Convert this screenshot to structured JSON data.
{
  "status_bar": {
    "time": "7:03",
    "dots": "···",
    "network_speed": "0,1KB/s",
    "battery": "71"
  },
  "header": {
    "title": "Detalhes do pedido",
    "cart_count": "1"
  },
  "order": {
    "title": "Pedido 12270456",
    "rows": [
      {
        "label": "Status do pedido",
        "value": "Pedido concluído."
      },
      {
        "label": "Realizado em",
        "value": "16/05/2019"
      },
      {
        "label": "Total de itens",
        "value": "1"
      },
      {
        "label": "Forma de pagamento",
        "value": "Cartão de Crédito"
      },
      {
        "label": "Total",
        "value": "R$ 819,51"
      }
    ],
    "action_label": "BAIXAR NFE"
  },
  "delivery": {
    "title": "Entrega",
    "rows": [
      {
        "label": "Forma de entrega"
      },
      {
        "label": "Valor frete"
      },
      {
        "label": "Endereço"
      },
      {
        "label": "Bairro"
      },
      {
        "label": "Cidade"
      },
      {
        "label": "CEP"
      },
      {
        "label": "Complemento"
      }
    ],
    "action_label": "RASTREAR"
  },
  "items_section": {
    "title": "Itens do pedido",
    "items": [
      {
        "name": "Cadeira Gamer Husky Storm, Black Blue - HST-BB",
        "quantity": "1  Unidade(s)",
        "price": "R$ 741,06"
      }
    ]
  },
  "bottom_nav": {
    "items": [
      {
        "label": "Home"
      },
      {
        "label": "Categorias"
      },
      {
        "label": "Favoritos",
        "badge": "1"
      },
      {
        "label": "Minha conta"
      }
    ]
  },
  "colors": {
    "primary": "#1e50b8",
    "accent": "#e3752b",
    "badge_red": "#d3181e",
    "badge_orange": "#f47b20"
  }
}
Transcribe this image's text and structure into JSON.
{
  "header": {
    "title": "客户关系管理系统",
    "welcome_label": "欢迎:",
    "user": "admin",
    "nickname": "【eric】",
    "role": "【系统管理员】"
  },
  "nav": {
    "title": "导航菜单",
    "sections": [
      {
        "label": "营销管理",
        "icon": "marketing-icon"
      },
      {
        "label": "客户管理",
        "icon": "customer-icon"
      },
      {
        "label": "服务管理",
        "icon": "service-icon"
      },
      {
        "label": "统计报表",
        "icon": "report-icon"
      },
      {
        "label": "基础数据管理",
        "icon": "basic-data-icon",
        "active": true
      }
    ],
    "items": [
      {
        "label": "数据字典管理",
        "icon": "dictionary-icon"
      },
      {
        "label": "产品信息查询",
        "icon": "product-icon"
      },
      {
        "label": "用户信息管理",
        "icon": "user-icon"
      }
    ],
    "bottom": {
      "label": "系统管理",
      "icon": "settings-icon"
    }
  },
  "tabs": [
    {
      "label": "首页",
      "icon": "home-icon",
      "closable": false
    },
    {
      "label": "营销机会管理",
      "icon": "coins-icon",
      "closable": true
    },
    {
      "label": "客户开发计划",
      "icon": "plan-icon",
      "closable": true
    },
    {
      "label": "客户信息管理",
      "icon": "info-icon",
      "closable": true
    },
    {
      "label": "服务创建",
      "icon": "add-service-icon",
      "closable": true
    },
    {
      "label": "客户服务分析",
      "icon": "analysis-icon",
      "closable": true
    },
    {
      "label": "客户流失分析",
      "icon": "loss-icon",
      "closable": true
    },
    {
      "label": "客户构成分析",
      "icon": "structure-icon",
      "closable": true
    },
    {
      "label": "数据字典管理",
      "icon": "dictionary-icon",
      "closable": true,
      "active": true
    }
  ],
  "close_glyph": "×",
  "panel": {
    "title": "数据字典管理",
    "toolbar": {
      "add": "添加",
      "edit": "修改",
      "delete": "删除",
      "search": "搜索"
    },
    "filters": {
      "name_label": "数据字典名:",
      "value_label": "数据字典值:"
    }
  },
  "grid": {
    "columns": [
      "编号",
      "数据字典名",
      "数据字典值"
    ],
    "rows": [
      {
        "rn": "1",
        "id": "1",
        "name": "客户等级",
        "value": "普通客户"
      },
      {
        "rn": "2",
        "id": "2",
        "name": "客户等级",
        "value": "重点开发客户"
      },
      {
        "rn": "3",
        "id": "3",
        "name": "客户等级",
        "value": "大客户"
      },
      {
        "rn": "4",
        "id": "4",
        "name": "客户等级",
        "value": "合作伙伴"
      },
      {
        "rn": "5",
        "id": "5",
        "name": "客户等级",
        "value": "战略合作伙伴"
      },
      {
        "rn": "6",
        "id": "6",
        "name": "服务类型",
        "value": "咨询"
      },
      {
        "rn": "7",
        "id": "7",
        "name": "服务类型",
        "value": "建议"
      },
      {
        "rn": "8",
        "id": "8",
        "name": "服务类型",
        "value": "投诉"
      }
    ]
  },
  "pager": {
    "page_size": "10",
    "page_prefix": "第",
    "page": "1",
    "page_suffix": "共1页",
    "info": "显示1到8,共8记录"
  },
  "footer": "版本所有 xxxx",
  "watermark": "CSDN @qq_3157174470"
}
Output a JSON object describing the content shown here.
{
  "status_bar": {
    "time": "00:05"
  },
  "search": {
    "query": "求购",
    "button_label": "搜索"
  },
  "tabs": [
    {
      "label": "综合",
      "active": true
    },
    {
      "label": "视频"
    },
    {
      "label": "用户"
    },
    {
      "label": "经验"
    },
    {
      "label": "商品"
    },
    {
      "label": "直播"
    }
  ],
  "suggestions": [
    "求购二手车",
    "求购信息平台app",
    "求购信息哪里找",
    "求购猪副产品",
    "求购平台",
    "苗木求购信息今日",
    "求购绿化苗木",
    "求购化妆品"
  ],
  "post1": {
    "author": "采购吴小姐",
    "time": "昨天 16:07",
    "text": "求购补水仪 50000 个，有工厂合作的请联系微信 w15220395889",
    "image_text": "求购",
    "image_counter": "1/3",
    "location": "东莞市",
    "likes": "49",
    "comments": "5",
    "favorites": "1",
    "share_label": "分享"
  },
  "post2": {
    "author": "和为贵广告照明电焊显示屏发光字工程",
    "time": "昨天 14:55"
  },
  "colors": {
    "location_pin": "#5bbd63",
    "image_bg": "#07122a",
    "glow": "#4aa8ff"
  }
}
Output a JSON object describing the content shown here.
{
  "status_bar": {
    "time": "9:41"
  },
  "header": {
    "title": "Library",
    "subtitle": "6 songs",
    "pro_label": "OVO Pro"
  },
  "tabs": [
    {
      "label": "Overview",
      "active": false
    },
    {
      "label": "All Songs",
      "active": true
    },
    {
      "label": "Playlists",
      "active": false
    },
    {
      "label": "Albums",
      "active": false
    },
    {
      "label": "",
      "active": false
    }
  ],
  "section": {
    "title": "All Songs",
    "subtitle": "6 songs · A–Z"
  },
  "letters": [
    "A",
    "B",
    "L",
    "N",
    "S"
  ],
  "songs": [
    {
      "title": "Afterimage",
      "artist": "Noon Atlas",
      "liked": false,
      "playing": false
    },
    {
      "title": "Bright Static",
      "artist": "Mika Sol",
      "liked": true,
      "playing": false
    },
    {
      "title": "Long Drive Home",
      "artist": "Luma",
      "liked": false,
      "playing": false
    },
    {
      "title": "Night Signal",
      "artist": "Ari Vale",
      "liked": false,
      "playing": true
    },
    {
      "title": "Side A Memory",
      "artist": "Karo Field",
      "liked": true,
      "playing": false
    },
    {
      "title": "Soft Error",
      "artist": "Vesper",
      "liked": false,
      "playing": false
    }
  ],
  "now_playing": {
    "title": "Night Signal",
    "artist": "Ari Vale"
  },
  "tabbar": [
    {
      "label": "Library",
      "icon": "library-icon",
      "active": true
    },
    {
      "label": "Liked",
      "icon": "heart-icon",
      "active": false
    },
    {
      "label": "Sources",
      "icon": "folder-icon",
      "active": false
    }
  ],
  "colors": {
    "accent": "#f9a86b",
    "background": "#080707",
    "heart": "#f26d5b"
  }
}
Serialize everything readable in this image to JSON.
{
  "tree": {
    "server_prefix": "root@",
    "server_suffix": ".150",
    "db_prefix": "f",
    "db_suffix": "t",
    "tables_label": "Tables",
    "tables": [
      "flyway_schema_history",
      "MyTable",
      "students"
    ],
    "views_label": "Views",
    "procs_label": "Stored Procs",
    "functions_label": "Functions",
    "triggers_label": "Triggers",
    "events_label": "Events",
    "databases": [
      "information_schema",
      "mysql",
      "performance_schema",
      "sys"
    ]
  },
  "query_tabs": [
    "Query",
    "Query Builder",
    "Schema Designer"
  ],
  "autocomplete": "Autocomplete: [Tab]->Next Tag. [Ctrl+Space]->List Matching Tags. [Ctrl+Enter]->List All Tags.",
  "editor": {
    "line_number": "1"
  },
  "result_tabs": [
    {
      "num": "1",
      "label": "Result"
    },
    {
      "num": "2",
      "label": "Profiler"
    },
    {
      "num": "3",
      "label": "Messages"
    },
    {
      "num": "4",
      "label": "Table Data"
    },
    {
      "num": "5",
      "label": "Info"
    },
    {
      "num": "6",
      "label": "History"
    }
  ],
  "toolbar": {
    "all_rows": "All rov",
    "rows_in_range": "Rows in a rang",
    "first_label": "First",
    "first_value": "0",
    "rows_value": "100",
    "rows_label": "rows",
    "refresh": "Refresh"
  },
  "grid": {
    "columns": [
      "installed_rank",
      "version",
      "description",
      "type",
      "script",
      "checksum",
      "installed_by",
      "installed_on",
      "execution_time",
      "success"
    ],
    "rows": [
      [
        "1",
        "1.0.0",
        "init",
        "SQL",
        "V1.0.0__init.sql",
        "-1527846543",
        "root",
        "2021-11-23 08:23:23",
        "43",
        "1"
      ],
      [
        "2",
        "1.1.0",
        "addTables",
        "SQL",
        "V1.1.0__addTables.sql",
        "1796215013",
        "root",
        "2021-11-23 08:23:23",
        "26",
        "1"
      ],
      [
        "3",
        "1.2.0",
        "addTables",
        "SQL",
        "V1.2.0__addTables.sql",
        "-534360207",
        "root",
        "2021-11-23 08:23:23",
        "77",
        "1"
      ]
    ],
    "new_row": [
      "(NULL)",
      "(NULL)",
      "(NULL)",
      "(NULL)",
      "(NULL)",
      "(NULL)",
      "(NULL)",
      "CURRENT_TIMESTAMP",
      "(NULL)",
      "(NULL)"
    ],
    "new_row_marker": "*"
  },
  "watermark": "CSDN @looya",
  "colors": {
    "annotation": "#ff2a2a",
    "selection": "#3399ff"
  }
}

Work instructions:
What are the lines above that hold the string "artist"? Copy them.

Exercise answer:
      "artist": "Noon Atlas",
      "artist": "Mika Sol",
      "artist": "Luma",
      "artist": "Ari Vale",
      "artist": "Karo Field",
      "artist": "Vesper",
    "artist": "Ari Vale"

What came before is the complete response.